In January 1975, Popular Electronics ran a cover story about a new computer for hobbyists. The Altair 8800 came as a kit and cost $439 (the equivalent of $1,778.58 in today’s dollars). It came with no on-board memory. You programmed it by entering Intel 8080 opcodes by hand via a series of switches on the front panel. Buying 4k of memory, the ability to read in programs from paper tape, and a teletype interface would increase the price 6 fold. You had to solder the thing together by hand. By comparison with the big university and corporate mainframes it was basically useless.
But Popular Electronics was the Make Magazine of its day and engineering schools had begun to require their graduates to learn some programming, so Forest Mims and Ed Roberts, the two guys in Albuquerque who’d put the Altair together, figured they could probably sell a few hundred in the first year to this emerging group of hackers avant la lettre.
They took 1,000 orders in the first month. Six months after the release they’d sold 5,000. By October of that year their company had 90 employees.

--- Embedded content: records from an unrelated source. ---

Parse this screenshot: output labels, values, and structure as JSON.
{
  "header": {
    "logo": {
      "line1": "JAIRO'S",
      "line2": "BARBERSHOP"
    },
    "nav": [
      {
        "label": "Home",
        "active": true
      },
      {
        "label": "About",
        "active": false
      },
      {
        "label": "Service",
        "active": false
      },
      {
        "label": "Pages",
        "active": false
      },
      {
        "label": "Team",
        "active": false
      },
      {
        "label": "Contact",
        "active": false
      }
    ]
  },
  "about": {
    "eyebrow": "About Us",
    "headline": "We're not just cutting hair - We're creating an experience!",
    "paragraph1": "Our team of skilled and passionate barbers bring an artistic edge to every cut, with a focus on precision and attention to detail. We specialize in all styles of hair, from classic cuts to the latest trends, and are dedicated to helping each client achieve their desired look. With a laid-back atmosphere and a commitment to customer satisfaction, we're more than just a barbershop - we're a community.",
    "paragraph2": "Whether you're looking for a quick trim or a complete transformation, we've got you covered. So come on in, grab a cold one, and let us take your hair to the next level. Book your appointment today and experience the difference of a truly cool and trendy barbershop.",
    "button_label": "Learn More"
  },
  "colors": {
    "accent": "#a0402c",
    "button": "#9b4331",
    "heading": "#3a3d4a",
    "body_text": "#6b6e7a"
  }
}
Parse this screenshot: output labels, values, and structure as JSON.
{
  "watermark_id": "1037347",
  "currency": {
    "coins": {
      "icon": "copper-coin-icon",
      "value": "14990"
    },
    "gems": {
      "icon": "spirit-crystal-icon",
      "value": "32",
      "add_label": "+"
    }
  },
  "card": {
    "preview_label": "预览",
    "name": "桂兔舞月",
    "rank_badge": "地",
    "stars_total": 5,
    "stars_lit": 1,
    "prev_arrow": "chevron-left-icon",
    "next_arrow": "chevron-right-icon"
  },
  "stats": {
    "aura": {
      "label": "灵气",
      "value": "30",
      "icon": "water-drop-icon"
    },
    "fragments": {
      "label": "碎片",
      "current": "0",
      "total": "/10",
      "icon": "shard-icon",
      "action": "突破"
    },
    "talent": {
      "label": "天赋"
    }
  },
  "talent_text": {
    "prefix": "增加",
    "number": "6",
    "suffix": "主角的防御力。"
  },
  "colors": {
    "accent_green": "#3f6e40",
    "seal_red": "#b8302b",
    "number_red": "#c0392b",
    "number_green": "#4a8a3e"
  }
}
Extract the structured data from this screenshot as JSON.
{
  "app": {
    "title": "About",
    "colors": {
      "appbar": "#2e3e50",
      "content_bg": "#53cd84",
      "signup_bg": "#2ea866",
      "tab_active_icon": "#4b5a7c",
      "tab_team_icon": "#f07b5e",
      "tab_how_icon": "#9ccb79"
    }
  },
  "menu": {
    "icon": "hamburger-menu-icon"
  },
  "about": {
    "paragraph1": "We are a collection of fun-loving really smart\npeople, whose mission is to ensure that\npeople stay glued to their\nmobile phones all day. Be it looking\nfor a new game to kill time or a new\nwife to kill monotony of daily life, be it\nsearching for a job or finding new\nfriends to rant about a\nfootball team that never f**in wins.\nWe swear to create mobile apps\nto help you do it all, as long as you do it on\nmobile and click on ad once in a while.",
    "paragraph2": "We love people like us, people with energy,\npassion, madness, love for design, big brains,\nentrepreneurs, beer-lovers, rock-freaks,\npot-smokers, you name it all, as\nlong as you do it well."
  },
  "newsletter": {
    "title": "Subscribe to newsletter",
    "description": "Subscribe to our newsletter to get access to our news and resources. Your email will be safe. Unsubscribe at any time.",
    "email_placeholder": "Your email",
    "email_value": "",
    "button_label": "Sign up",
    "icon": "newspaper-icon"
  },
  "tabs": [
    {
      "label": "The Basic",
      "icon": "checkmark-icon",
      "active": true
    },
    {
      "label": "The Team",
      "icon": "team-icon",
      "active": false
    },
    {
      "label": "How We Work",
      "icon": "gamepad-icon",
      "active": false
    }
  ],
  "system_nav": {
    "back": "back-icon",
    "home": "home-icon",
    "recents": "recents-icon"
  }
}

Why was the Altair such a runaway success? After all, by comparison to the cutting edge computers of its day, it was underpowered and extremely difficult to work with. The answer is ownership. The Altair offered bourgeoning hackers their first chance at a computer that would be fully and completely theirs. They could take it home, throw it up on their work bench, take it apart, put it back together and try to get it to do totally new unimagined things. They could program their Altairs to play Fool on the Hill through a transistor radio. They could build a board to let the Altair drive a color TV in Times Square. They could start a small company to sell programming languages for it. They could get together with their fellow Altair owners to share programs and cool hacks.
This last point can’t be emphasized enough. The Altair crystallized growing local groups of DIY computer enthusiasts like the Homebrew Computer Club in Silicon Valley. It gave them an outlet for their energies and an example of what could be done. It made them believe that their incredible fantasy of having their own computers might really come true.
And after that, there was no stopping them. This new generation of hackers dedicated itself with an almost religious zeal to spreading the idea of computer ownership across the world. They invented the personal computer — a whole industry dedicated to the notion that computers could make life better and work easier for everyone, not just huge institutions. The Homebrew Computer club alone included the founders of Apple, Ozborne (builders of the first portable), and a raft of other industry pioneers.
Today, the world of physical computing closely resembles the personal computer industry circa 1975. We’ve been around for a few years struggling around the edges with tools and products that were designed, priced, and packaged for serious industry, but we haven’t made any money and we haven’t moved the world. That’s about to change.
Recently, our Altair arrived. It’s called the Arduino. This is 2009 so instead of being built by two engineers in Albuquerque, it was built by an open source international cabal of programmers and professors.
A lot of people complain that it’s underpowered and overpriced (even though it only costs $8.64 in 1975 dollars). But you don’t need special hardware to program it. It lets you do all the basic tasks with just a line or two of perfectly comprehensible code. And there’s a thriving community of people busily using it to do all the useless, fun, creative things they’d always dreamed of if only they could get their hands on a computer that could sense and control the world around it. They’re using it to teach houseplants to call for help if they need watering. And they’re using it to play music on glasses of water.
If the Arduino is the Altair of physical computing then what will be its VisiCalc? What will be the killer application that makes the physical computer of the future a necessity for business. If the Arduino is the Altair, what will physical computing’s Mac look like? I don’t think anyone today knows the answers to these questions.
But the answers are coming. In the next few years, physical computing has as much of a shot at changing the world as technologies ever get. And this is the time to get involved. Unlike the web, personal computer, and green energy industries, physical computing is a space where two guys in a garage can come along and invent something that will touch billions of people around the world without anyone else’s permission. That’s because what’s needed in physical computing is not advanced research, massive infrastructure investment, or huge production facilities. What’s needed is close attention to applying the existing technology to solving human-scale problems. Microcontrollers and sensors, CNC milling machines and laser cutters, GPS devices and accelerometers need to be transformed into tools that regular people can use to improve their daily lives: to make themselves more connected to the people and places around them, to entertain, educate, and distract them.
In 30 years, when people tell the story of the Physical Computing Revolution and how it changed the world, what will they say about you?